By the way, if you have any recommendations for allergy-friendly restaurants or products in Dublin (or Belfast), please leave a comment below! Thanks in advance for your help.

European Parliament Doesn’t Adopt Allergic Disease Declaration

Tuesday, January 21 was the last day for Members of the European Parliament (MEPs) to support a written declaration on allergic disease, and it was not adopted. For the declaration to pass, a majority of MEPs needed to sign their name to it. In all, the declaration received 177 signatures—over 200 votes short of being adopted by the European Parliament.

What does this all mean? Here’s a little background info:

  • Switzerland­: Although Switzerland is not a member of the European Union, and therefore does not elect a member of the European Parliament, one of the organizations actively supporting this declaration is based in Zurich—the European Academy of Allergy and Clinical Immunology (EAACI).
  • Written Declaration 0022/2013 and food allergies: This declaration includes all types of allergic disease, such as allergic rhinitis and food allergies. As written in the declaration, “More than 17 million Europeans suffer from food allergies or severe allergies implying a risk of acute attacks or anaphylaxis with life-threatening potential.” Eleven MEPs proposed the declaration in October 2013, which began a 3-month period to collect signatures for its adoption.
  • What the declaration asked for: The declaration focuses on the need to recognize the burden of allergic disease and address the “diagnosis gap,” as about 50 percent of people with allergies are undiagnosed, according to a recent EAACI press release. Specifically, the two-page declaration outlines the following activities:
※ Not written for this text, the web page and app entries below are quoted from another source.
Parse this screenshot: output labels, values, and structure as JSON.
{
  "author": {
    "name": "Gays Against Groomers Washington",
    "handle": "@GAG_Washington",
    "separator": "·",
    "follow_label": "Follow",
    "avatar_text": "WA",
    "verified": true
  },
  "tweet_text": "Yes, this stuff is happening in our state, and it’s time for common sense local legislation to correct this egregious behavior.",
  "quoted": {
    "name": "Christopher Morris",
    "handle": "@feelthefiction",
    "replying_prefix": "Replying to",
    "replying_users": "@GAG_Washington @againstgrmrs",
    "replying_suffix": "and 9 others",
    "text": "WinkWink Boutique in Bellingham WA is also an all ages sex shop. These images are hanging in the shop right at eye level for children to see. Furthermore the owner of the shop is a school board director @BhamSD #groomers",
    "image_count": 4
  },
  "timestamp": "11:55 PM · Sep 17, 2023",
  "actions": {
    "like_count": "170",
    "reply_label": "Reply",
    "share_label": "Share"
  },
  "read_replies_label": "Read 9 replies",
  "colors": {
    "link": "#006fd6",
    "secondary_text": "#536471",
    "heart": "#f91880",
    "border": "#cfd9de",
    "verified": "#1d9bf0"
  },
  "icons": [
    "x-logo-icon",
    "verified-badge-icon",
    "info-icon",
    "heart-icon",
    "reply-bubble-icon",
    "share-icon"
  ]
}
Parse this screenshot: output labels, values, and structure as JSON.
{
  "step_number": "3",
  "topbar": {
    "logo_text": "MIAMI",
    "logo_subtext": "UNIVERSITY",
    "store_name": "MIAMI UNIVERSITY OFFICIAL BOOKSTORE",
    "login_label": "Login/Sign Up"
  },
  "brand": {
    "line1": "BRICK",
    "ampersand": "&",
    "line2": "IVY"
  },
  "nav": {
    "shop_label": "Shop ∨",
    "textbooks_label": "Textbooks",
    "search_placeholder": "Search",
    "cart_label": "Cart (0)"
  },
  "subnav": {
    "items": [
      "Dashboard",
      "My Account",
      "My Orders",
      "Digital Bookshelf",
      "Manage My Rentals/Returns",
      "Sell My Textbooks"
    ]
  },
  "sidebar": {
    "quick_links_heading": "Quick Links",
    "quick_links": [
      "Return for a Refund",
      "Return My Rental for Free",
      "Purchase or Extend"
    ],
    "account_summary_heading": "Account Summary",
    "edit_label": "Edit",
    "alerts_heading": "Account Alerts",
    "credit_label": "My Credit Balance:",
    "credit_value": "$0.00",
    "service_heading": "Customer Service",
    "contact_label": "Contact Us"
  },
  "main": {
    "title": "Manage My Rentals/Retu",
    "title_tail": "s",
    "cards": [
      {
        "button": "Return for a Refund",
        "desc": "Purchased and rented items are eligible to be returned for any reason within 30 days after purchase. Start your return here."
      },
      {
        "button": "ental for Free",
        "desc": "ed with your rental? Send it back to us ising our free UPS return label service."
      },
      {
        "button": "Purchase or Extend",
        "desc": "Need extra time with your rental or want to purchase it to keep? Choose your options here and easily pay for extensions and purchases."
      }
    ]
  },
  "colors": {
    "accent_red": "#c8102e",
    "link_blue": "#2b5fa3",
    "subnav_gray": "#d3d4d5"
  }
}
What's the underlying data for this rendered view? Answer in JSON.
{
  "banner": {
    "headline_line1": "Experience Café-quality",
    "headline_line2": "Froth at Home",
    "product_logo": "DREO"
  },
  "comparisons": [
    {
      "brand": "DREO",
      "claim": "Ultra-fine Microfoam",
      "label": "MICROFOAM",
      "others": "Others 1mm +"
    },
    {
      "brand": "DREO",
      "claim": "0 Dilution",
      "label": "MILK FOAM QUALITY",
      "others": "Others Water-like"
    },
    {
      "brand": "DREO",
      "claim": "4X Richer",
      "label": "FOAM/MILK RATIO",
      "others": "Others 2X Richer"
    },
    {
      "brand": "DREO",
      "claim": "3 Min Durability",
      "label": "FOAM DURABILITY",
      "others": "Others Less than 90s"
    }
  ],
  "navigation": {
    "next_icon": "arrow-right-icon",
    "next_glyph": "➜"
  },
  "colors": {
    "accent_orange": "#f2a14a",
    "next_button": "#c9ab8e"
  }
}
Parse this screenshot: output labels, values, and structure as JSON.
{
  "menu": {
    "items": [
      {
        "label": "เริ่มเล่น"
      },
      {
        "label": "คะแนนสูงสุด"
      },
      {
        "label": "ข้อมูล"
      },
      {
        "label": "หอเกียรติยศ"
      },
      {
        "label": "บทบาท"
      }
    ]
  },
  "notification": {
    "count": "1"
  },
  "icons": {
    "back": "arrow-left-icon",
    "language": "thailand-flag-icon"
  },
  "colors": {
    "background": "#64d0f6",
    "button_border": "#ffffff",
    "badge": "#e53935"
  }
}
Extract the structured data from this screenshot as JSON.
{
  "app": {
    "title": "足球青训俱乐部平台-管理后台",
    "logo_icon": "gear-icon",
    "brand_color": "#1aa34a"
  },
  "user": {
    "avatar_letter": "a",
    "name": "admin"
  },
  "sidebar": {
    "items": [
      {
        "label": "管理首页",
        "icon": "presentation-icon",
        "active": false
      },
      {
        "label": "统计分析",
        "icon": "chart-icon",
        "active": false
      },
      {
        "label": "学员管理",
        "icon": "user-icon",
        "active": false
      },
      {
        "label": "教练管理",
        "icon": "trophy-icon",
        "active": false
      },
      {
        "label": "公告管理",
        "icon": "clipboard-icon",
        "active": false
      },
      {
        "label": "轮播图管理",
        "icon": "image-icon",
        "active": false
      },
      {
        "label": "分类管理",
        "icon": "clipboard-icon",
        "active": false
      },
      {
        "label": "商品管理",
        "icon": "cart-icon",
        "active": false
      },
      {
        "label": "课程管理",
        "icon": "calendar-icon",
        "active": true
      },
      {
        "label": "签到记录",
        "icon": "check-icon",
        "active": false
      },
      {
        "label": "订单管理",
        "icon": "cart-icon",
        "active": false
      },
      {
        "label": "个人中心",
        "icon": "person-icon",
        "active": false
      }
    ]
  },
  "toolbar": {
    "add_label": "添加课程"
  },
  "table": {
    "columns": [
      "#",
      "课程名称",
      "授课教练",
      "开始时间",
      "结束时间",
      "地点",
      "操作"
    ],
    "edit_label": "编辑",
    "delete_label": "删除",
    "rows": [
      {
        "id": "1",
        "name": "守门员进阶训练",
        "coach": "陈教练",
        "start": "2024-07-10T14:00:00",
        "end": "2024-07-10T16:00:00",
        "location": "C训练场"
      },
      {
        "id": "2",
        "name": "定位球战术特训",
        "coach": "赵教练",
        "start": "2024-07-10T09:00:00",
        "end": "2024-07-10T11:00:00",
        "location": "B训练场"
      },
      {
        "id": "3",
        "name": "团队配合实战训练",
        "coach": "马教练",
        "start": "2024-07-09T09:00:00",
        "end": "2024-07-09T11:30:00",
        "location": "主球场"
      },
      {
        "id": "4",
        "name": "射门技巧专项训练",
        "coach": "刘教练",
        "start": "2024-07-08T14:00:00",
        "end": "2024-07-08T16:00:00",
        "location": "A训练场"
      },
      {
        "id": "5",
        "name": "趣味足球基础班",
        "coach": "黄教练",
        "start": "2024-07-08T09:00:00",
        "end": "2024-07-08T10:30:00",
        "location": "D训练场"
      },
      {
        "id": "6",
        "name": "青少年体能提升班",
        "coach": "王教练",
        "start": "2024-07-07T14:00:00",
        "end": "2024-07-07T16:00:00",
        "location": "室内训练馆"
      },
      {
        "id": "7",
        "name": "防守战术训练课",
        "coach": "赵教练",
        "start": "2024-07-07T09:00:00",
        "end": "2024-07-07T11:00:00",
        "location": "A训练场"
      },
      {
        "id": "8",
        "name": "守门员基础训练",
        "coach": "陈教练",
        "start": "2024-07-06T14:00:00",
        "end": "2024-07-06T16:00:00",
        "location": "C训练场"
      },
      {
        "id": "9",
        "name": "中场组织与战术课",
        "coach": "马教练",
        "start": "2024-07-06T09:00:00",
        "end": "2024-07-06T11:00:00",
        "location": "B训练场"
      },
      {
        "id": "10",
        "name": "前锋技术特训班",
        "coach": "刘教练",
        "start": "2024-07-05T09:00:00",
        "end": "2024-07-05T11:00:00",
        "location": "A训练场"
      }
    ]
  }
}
“to encourage cooperation and coordination between Member States to promote: national allergy programmes to reduce the disease burden and health inequalities; training in allergies and multidisciplinary care plans to improve disease management; use of preventive and tolerance-inducing approaches to allergy treatment; and scientific research into direct and indirect allergy risk factors, including pollution;” (p. 2).

In my opinion, it’s disappointing that more MEPs did not support Written Declaration 0022/2013. The declaration doesn’t require major reforms, but rather what seems like an incremental approach to addressing allergic disease in the European Union. The specific activities listed for Member States to promote, such as national allergy programs or preventive and tolerance-inducing treatments, do not appear controversial.

Furthermore, written declarations as a policy tool have relatively limited influence. Approved declarations only apply to those MEPs who have signed on. In other words, even if a majority of MEPs approve the declaration, it still doesn’t represent the official position or serve as a legally binding document for the entire European Parliament.

“A written declaration is a text of a maximum of 200 words relating exclusively on a matter falling within the competence of the European Union. They do not, however, bind Parliament, that is, they cannot be considered as an act of the Parliament representing its position, but only those of its authors and signatories.” –European Parliament/Plenary website, see Written Declarations

While the European Parliament didn’t adopt this declaration, the campaign for this effort helped raise awareness of allergic disease, including food allergies. For example, EAACI organized three days of skin prick tests in the European Parliament. In all, 350 people were tested, and 47 percent had positive test results.

Video source: EAACI Headquarters

Earlier today, EAACI and the European Federation of Allergy and Airways Diseases Patients’ Associations (EFA) in Brussels released a joint press release. It contained the following statement from EAACI’s President:

“Allergic diseases should be included in initiatives concerning chronic diseases at national and European level. The European Commission has the capacity to coordinate efforts to respond to the challenges of chronic diseases. Now is the time to act!” -Professor Nikos Papadopoulos, EAACI President

If you have any questions or information to provide about Written Declaration 0022/2013, please leave a comment below. In the meantime, I’ll continue to share public policy updates related to food allergies for Switzerland and beyond as they come up. Bon week-end!